Because of them and because of my aunt and her twin, I was afforded the opportunity to also have a field hockey journey of my own.
I had heard about Title IX but I don’t think that, at 16, I was really aware of all the changes that the previous decades had wrought in the world of women’s sports. Title IX was passed in 1972. I was born five years later. By the time I was in high school, the push for equality had taken a leap forward.
My journey includes a recruiting trip to watch the University of Massachusetts play against the University of North Carolina. UMass won in overtime. I went to UMass, where I played Division I field hockey for three years.
From UMass, I went to the Boston Globe, where I began my journalism career. After four years at the Globe, I moved around to a few different locations to report. One stop was in Greensboro, N.C.
After winning second place in the state for investigative journalism at 28, I decided I wanted to play field hockey again. I started an adult league, where others were just as passionate about sharing their love of the sport as I was.
The adult league grew into a youth league, which became the catalyst to start programs at the public high school level.
Youth league players asked me to coach Guilford County’s first public high school program. I said yes.
The high school team wouldn’t have happened without the help from coaches at UNC-Chapel Hill, Duke, Wake Forest, and USA Field Hockey.
Awarded the largest grant ever administered by USA Field Hockey at that time, and provided another grant from Amherst-based Penn Monto, I was asked to speak at a USA event in California to explain the youth league’s efforts.
The plan was to try to expose as many socio-economic disadvantaged girls, and girls of color, to the game as possible. Each player received a stick, shin guards, and a mouth guard.
We offered scholarships for players who couldn’t afford the entry fee, which paid for their equipment. The grants covered 100 percent of equipment costs — balls, sticks, shin guards, mouth guards, cones, and cages.
Three years into coaching my high school team, we swept our division, going undefeated in 2010. I was commonly asked, “how long are you going to coach?” I said: “When I get the program to the final four, and then I plan to hand it off to my assistant.”
We finished fourth in North Carolina high school field hockey in my third year, and I decided to move home.
When I returned to Pennsylvania, I got into officiating. I had been a player, a coach, and a youth league director. I am currently a USA Field Hockey and NCAA official.
As a Division I player and having been around Olympians, women and men, I can testify that sports are a family. There are always going to be highs and there are always going to be lows.

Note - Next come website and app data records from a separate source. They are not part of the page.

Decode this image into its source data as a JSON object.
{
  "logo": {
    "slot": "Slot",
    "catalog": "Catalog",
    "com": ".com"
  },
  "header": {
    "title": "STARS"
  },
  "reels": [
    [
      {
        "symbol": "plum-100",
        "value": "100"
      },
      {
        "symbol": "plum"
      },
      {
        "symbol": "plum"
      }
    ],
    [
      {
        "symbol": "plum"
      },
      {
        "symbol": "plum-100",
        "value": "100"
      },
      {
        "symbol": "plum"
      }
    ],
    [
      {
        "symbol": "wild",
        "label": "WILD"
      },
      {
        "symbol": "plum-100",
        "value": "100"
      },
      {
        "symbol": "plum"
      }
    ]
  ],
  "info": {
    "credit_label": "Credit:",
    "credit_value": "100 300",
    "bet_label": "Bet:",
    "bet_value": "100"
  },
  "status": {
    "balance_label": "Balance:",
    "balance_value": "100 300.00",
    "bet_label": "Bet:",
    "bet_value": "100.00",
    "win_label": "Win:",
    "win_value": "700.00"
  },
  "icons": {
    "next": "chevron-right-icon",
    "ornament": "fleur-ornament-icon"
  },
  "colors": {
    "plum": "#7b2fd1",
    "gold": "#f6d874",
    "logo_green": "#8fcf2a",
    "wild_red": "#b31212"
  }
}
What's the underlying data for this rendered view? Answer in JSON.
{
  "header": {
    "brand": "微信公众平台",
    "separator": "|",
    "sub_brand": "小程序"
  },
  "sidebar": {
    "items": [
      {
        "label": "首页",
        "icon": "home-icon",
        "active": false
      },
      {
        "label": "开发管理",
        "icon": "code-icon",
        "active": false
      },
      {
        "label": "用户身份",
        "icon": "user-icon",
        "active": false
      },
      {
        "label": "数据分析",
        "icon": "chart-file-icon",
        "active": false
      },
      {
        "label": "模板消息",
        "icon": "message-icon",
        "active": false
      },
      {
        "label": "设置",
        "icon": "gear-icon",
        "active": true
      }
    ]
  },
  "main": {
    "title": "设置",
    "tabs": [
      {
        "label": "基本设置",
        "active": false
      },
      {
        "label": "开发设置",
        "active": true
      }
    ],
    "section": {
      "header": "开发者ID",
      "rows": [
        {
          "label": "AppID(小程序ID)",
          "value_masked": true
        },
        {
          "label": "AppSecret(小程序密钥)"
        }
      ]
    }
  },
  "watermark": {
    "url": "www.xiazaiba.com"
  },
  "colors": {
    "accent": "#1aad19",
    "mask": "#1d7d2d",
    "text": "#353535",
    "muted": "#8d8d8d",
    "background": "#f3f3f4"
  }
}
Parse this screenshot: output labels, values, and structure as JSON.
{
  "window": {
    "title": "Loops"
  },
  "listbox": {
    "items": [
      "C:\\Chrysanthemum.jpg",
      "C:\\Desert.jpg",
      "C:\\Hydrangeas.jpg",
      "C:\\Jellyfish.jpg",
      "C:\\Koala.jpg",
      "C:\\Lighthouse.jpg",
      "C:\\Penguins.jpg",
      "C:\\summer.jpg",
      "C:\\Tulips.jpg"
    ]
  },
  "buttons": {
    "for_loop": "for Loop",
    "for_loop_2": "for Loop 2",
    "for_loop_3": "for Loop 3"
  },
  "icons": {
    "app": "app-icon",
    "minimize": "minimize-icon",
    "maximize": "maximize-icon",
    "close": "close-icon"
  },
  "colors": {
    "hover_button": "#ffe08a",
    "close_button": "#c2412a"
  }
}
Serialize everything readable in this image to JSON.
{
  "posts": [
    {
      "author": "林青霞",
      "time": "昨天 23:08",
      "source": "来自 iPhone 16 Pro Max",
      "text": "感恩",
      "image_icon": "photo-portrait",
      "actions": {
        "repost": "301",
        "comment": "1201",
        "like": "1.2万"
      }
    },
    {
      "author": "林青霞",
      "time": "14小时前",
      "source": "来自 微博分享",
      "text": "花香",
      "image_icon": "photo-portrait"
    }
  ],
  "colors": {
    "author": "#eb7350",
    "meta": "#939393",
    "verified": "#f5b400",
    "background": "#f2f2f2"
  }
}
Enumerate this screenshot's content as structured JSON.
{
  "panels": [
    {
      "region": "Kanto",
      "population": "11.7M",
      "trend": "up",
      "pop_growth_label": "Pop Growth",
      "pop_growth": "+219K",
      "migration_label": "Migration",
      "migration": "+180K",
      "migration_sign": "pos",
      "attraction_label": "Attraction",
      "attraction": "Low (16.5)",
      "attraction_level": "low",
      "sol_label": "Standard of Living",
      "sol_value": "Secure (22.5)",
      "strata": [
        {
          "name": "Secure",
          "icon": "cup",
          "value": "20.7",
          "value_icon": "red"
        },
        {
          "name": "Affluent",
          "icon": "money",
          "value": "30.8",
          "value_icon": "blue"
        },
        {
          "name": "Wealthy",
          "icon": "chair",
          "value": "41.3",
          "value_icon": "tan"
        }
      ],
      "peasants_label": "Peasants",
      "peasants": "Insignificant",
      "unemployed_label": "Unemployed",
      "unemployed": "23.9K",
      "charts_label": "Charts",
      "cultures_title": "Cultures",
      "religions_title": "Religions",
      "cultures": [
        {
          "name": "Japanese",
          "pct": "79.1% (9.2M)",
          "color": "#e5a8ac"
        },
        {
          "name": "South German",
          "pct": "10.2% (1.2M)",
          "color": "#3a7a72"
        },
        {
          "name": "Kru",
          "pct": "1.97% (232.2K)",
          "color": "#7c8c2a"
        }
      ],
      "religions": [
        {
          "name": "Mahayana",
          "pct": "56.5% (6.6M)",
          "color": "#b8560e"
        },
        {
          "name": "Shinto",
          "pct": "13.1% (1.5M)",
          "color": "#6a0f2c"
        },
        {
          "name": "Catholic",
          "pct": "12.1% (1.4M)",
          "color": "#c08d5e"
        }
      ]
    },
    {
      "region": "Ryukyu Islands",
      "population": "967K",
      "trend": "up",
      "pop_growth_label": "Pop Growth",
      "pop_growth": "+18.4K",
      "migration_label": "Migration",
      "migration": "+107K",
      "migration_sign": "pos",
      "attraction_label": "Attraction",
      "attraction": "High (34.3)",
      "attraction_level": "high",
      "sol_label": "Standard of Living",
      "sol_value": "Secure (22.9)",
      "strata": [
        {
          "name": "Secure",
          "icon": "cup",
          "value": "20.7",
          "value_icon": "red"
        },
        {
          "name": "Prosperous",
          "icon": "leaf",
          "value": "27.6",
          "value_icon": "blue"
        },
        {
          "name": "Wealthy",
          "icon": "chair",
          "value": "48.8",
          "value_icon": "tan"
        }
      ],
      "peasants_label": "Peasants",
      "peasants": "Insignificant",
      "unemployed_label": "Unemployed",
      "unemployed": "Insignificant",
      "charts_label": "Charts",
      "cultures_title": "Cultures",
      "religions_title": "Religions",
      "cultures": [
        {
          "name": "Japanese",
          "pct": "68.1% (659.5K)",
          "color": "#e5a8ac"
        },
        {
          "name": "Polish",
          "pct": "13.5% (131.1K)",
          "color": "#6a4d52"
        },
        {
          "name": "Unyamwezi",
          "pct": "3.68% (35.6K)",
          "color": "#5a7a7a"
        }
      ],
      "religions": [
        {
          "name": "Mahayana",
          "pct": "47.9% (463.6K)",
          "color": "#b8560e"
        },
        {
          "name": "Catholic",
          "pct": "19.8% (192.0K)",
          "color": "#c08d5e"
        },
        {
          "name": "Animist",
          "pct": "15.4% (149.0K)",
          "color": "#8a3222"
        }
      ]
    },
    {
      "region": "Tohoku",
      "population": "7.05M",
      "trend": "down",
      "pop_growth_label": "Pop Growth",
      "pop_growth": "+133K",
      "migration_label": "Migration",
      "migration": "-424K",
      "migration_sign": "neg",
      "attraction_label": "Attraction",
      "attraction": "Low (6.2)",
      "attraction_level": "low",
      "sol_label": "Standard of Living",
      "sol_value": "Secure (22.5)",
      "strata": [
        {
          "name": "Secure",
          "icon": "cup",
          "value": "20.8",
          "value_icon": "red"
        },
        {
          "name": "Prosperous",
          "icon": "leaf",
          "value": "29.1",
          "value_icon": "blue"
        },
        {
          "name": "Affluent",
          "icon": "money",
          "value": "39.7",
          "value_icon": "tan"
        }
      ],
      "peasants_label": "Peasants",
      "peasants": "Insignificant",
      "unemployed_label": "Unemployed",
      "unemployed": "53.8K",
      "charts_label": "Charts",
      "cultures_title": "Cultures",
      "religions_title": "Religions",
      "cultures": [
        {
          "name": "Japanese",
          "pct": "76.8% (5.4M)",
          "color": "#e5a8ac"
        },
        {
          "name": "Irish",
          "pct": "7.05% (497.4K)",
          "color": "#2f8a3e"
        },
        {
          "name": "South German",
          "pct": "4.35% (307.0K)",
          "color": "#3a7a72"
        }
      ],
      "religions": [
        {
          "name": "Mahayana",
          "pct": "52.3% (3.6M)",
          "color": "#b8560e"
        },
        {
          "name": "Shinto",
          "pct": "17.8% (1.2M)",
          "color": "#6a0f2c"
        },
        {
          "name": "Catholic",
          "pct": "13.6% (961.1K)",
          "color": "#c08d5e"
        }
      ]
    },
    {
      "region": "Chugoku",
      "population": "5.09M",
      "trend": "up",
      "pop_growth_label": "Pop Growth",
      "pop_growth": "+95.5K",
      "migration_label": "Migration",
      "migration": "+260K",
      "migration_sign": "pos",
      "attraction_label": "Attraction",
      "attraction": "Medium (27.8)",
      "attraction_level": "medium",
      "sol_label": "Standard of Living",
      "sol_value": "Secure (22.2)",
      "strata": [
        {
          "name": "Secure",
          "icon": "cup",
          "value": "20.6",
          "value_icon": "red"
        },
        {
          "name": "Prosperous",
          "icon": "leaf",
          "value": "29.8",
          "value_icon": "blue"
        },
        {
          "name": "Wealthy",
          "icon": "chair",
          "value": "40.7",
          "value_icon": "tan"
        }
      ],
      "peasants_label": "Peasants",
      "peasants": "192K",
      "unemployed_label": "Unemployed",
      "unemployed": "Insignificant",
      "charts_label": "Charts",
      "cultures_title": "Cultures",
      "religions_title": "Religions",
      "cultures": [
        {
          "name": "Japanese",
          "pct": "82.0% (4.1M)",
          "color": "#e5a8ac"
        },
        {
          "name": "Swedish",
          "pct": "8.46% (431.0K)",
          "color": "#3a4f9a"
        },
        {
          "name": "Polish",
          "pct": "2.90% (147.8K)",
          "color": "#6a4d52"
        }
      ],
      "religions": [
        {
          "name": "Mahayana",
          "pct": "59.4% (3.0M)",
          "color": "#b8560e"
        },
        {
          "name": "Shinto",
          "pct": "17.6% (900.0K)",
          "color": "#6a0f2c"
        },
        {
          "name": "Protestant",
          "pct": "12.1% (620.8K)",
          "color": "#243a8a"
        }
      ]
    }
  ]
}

Sports force individuals to coexist with others from different socioeconomic backgrounds than ours, and different political points of view. These “games” push you beyond the emotional, mental, and physical barriers we create in our own imaginations.
Title IX made a statement that most people already knew in the 70s: Women are just as capable and deserving of recognition for athleticism as anyone else.
Because of Title IX, I have made friends from around the world and get to admire the talents of other women, who made me a better player and, I think, a better person.
And all of that, including being a female sports reporter at PennLive covering field hockey, stems from two women and countless givers, who paved the way for me in the 70s. Whether they knew they were advocating or not by just showing up to the field, they were the reason for the authorization of Title IX.
I don’t know where I would be today had I not been given a field hockey stick.